What did We The People get for all that money? The US is #34 in infant mortality, #40 in population longevity, #81 in hospital beds per 1,000 people. The U.S. is #52 in doctors per 1,000 people (2.3), but we maintain our top position in lawyers per 1,000 people (3.7).
The explanation for the personnel shortages, as well as early retirements like Dr. Marsh and me, was made public many years ago. The #1 dis-satisfier of care providers was job environment. Money -- lack of it -- was not statistically significant. Interestingly, the #1 satisfier of care providers was job content.
Put as bluntly as possible, we love caring for patients and hate the environment or system in which we are forced to do it. This distinction is quite timely in view of a recent Harvard Business Review article titled "The Happiest People Pursue the Most Difficult Problems."
The author -- Rosabeth Moss Kanter -- wrote the following. "The happiest people I know are dedicated to dealing with the most difficult problems. Turning around inner city schools. Finding solutions to homelessness or unsafe drinking water. Supporting children with terminal illnesses. They face the seemingly worst of the world with a conviction that they can do something about it and serve others."
Kanter is both right and wrong. I love the act of caring for sick babies with congenital heart disease.
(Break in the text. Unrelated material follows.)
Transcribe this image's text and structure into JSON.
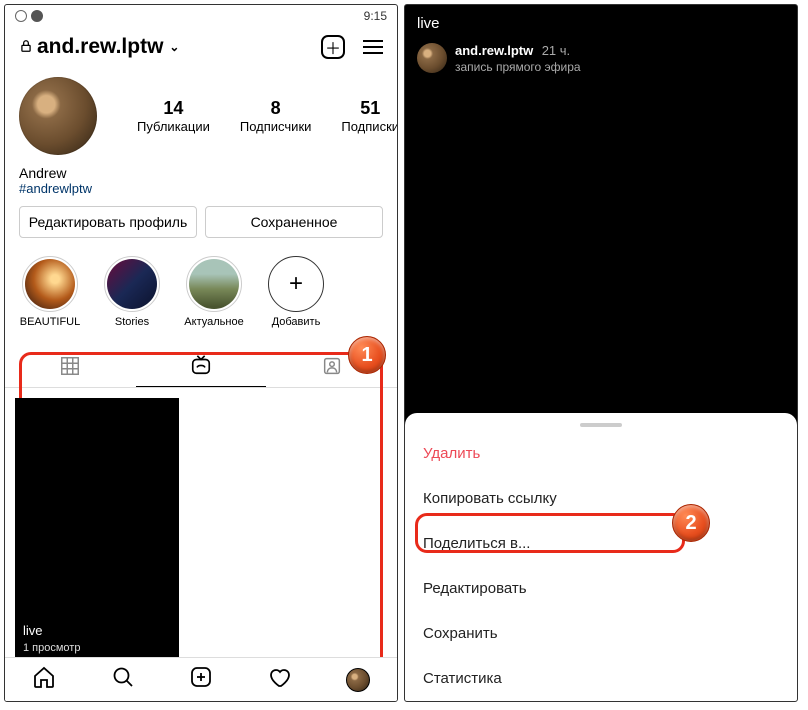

I hate having to fight, threaten, cajole, and sometimes outright lie in order to get those blue babies what they need.
Twenty years ago, management guru Carl Weick gave us the answer, without knowing it. His seminal 1993 paper "The collapse of sensemaking in organizations: The Mann Gulch Disaster" described the "cosmology episode," where the basic rules of life do not exist, and the world makes no sense.
In a cosmology episode, you throw a ball up into the air, and it never comes down. In a cosmology episode, the sun rises in the south. In a cosmology episode, black is white and red is orange but may suddenly change to green.
In healthcare today, the patient perceives the provider as an enemy: cosmology. What do providers experience? Answer: cosmology episode in the form of roadblocks where there should be wide-open freeways, absurd reasons why they can't do what the patient needs, and punishment for doing good deeds.
The ball didn't come down? No sun rising in the east? Provider trying to save you is labeled a "perp" (perpetrator)? Makes no sense, no sense at all! That is the world in which today's health care provider lives.
No wonder care providers are confused, frustrated, and angry. Wouldn't you be? No wonder they are leaving healthcare (the system) even though they love providing health care (the service).
What should I have answered the mother of the pre-med student? If you were in my shoes, what would you say?
Deane Waldman, M.D., MBA is a pediatric cardiologist who, with sadness, retired from clinical practice in October 2012. He said, "I cannot practice good medicine under ObamaCare." He is the author of over 400 published articles and three books: Uproot US Healthcare, Cambio Radical al Sistema de Salud de los Estados Unidos, and The Cancer In Healthcare (July 2013).